Mr. Rivers was a sophomore on the Alfred Ely Beach High School basketball team in 1967, the first year that all-Black squads could compete with White ones for the state championship. The Savannah school beat South Fulton, another all-Black team, to win the title.
Beach High was one of three all-Black teams in the Deep South to win integrated state championships that year, a feat that Sports Illustrated chronicled under the headline “Black Supremacy.”
“Throughout the South, there is suddenly a new group of high school athletes, a second party, if you will — the Negroes,” the magazine said.
After winning the championship, Mr. Rivers and his teammates returned from Atlanta on a steam train at 3 a.m. to a mob of fans.
“When they came home, they were superheroes,” Savannah resident Lawrence Bryan recalled decades later. “It was a fantastic time for Black folks in Savannah. They were so proud of this moment.”
Mr. Rivers played basketball at Missouri Western State University, but standing at 6 feet, he was not sought after by the NBA. After he graduated in 1973, he was offered a tryout by the Globetrotters, a barnstorming exhibition team that hams it up in “games” against the Washington Generals.
“They took me into a dark closet for my tryout to see how I could handle the ball with obstacles in my way,” Mr. Rivers told the Savannah Reporter and Andrew County Democrat. “I made the team that night as a dribbler that does fancy tricks to go along with their comedy routines.”
The team’s stars were floored by his dribbling.
“I’ve never seen anything like it,” Meadowlark Lemon told the St. Joseph Gazette. Fred “Curly” Neal told the paper, “He’s a natural.”
Mr. Rivers played for the Globetrotters for 16 years, eventually serving as a player-coach. He was instrumental in adding women to the team — an idea he originally opposed.
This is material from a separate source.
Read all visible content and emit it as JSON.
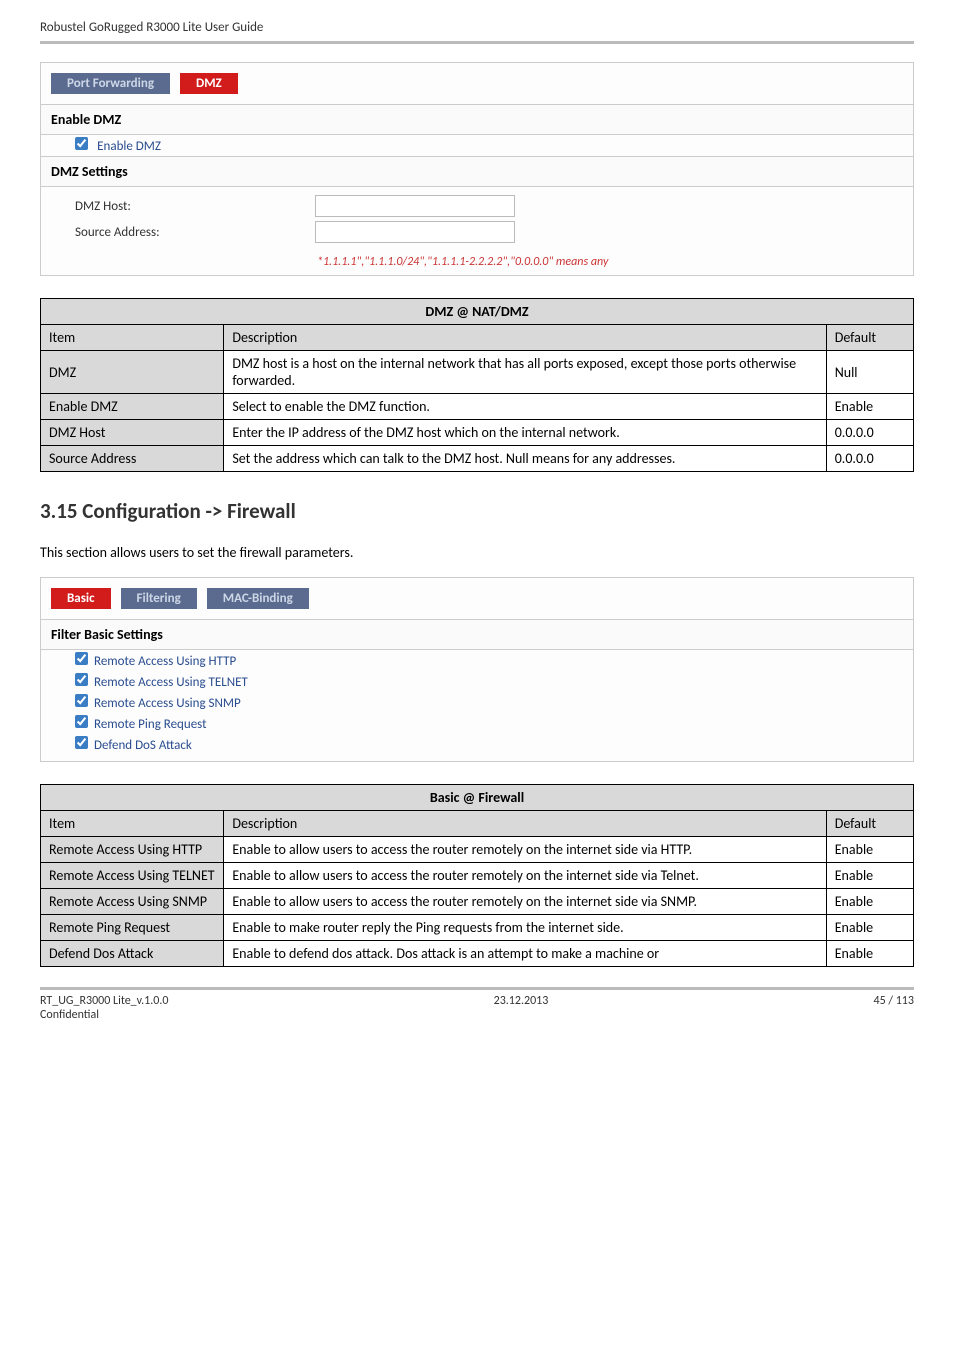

“I was crushed, absolutely crushed when I heard about the idea,” Mr. Rivers told Sports Illustrated in 1986. “We strive to be recognized as a legitimate team, yet there are those who say we’re only a bunch of clowns. This seemed like just another gimmick.”
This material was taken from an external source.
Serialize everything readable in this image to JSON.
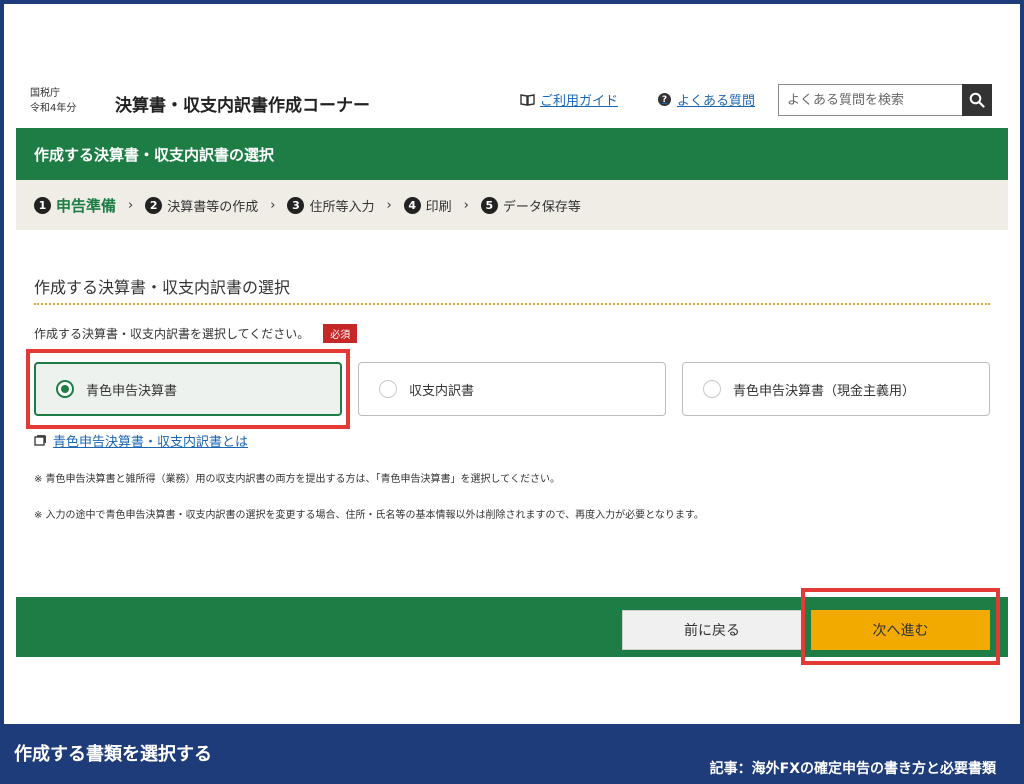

But during tryouts, Mr. Rivers saw female players “who are going to give our guys fits,” he told the New York Times. One of the players who made the team was Lynette Woodard, who starred at the University of Kansas and later won a gold medal with the U.S. women’s basketball team in the 1984 Olympics.
Larry Darnell Rivers was born in Savannah on May 6, 1949. His nickname Gator derives from the swimming pool game of the same name. The “gator” treads water in the deep end while the other swimmers try to swim past without being tagged. Those who are tagged become “gators.”
As a poor swimmer, Mr. Rivers was “gator” 90 percent of the time, he once recalled.
He was better at basketball. He was a big fan of Marques Haynes, a star dribbler for the Globetrotters.
“When I was seven years old and saw Marques Haynes, I knew that was what I was going to do,” Mr. Rivers later told the New York Daily News. “I took my ball with me everywhere, dribbled it every place.”
At age 14, after Mr. Rivers quit high school to manage a pool hall, Beach High coach Russell Ellington convinced him to re-enroll and play on the basketball team. He also lived with the coach.
After winning all-state honors, he played college basketball in Missouri, first at the school now known as Moberly Area Community College and then at Missouri Western.
Following his retirement from the Globetrotters, Mr. Rivers returned to Missouri, where he coached high school teams. He later moved back to Savannah, volunteering at schools and starting Gatorball Academy to teach the game.
“The Lord blessed me in a special way, and with his blessing I can touch other people and make them smile, bring a little joy into their life if they’re a little sad,” he once said.
A list of survivors was not available.
At the basketball clinics he ran, Mr. Rivers would dribble a basketball and invite every child onto the court to steal the ball.
Asked once whether any child ever succeeded, he replied, “Never.”